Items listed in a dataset
^^^^^^^^^^^^^^^^

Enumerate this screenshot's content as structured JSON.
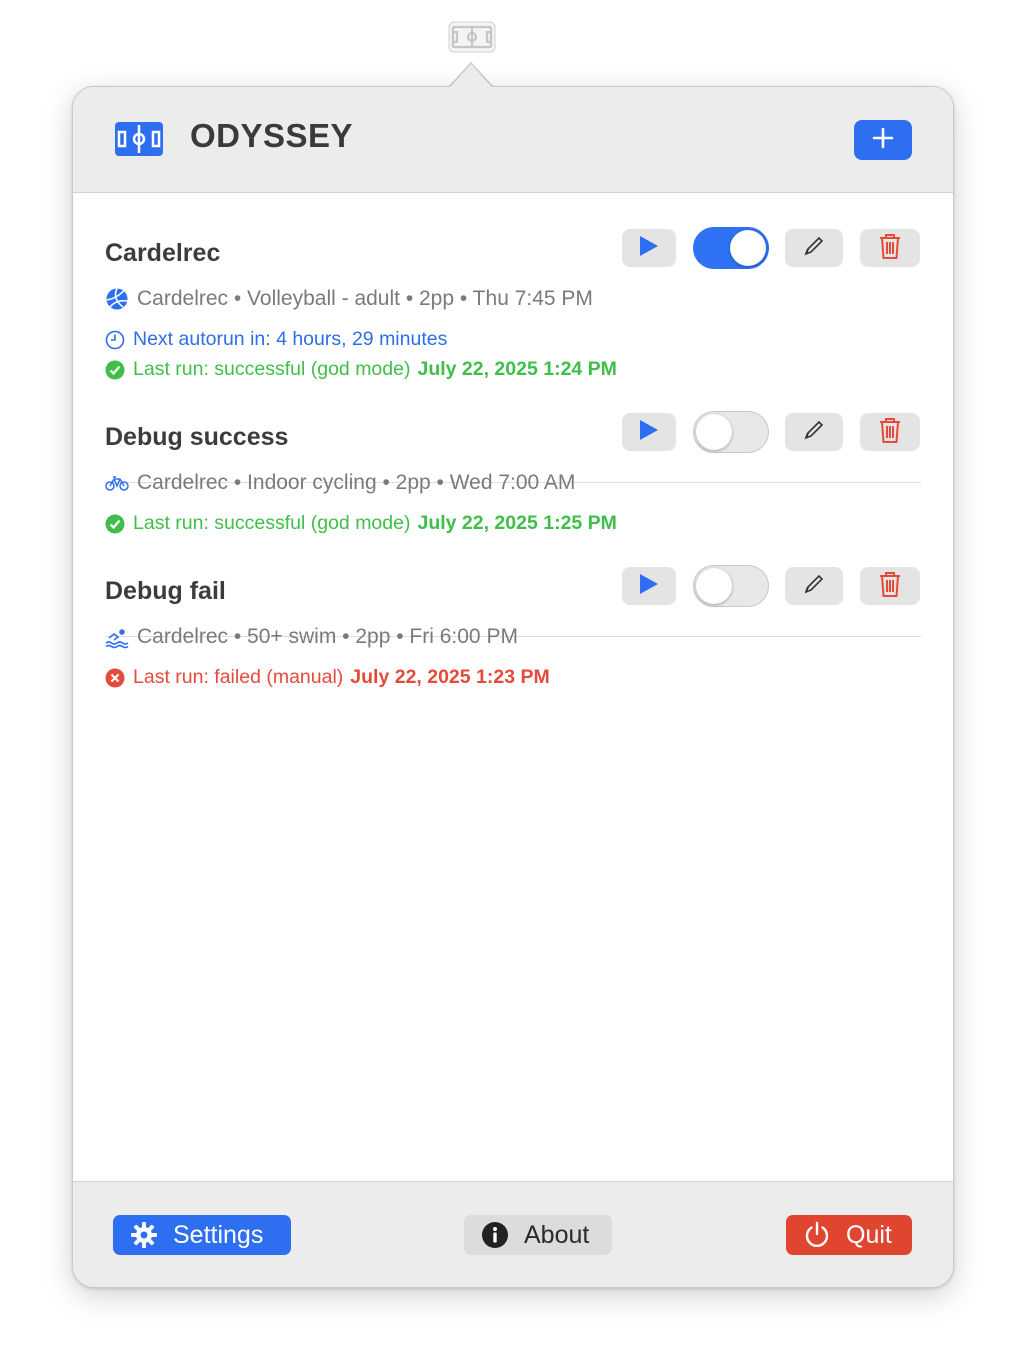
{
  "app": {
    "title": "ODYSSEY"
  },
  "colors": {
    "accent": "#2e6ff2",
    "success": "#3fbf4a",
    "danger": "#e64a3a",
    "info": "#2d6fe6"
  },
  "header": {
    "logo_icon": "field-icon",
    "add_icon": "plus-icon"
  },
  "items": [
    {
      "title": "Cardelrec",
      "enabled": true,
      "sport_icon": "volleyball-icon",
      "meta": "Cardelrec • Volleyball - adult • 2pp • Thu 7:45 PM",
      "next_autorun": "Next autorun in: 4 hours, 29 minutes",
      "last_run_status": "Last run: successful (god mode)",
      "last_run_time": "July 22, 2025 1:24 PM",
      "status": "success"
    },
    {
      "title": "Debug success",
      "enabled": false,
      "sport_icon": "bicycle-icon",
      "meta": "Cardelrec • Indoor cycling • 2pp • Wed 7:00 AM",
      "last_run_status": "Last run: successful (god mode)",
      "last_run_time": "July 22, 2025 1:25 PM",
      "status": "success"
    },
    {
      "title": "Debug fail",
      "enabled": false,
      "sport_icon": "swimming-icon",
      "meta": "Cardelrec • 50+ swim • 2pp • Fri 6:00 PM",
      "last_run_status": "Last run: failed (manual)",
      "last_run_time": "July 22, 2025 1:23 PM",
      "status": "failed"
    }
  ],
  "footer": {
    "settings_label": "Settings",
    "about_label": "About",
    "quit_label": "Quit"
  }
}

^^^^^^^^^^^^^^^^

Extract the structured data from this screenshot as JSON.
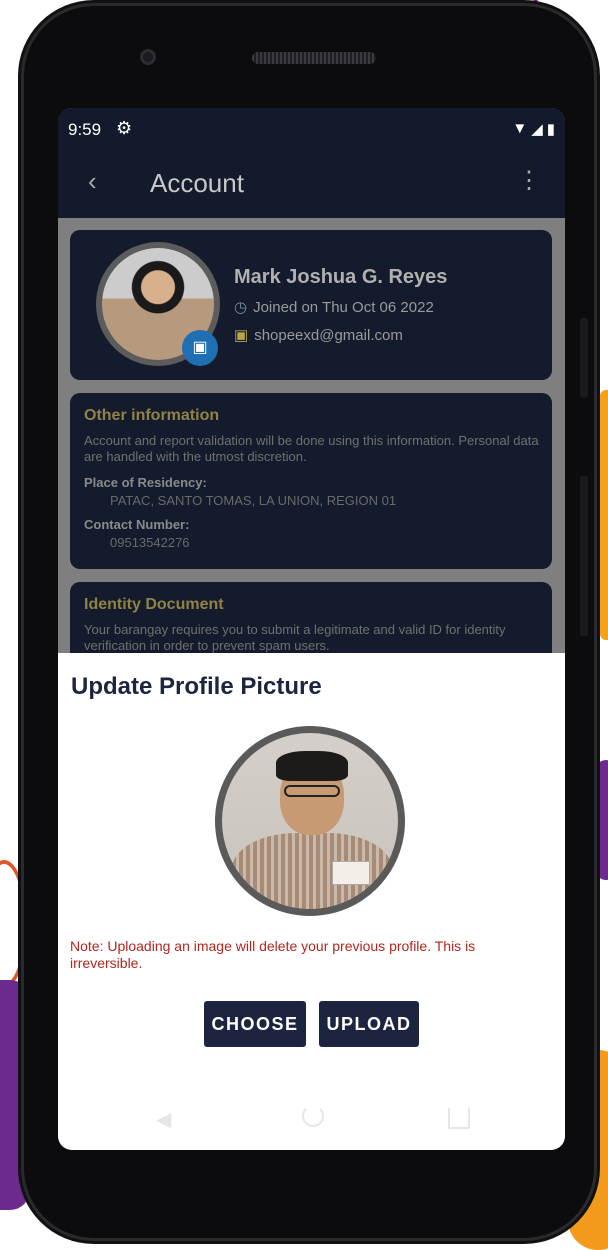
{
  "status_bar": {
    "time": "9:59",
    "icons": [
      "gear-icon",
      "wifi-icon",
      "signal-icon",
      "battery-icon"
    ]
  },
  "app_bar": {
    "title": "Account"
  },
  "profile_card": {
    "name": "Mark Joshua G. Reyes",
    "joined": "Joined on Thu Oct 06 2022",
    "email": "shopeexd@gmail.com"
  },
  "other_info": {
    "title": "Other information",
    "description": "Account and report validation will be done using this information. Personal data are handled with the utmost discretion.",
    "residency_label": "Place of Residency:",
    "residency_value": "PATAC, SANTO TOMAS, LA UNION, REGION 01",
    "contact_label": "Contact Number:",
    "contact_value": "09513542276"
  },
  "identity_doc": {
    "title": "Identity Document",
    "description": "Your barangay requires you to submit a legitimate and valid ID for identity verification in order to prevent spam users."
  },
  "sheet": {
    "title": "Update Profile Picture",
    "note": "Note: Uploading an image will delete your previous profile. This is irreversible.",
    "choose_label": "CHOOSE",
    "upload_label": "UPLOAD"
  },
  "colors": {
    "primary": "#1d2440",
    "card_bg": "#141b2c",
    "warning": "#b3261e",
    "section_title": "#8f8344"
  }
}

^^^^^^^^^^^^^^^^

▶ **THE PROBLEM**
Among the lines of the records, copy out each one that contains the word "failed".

▶ **FINISHED TASK**
      "last_run_status": "Last run: failed (manual)",
      "status": "failed"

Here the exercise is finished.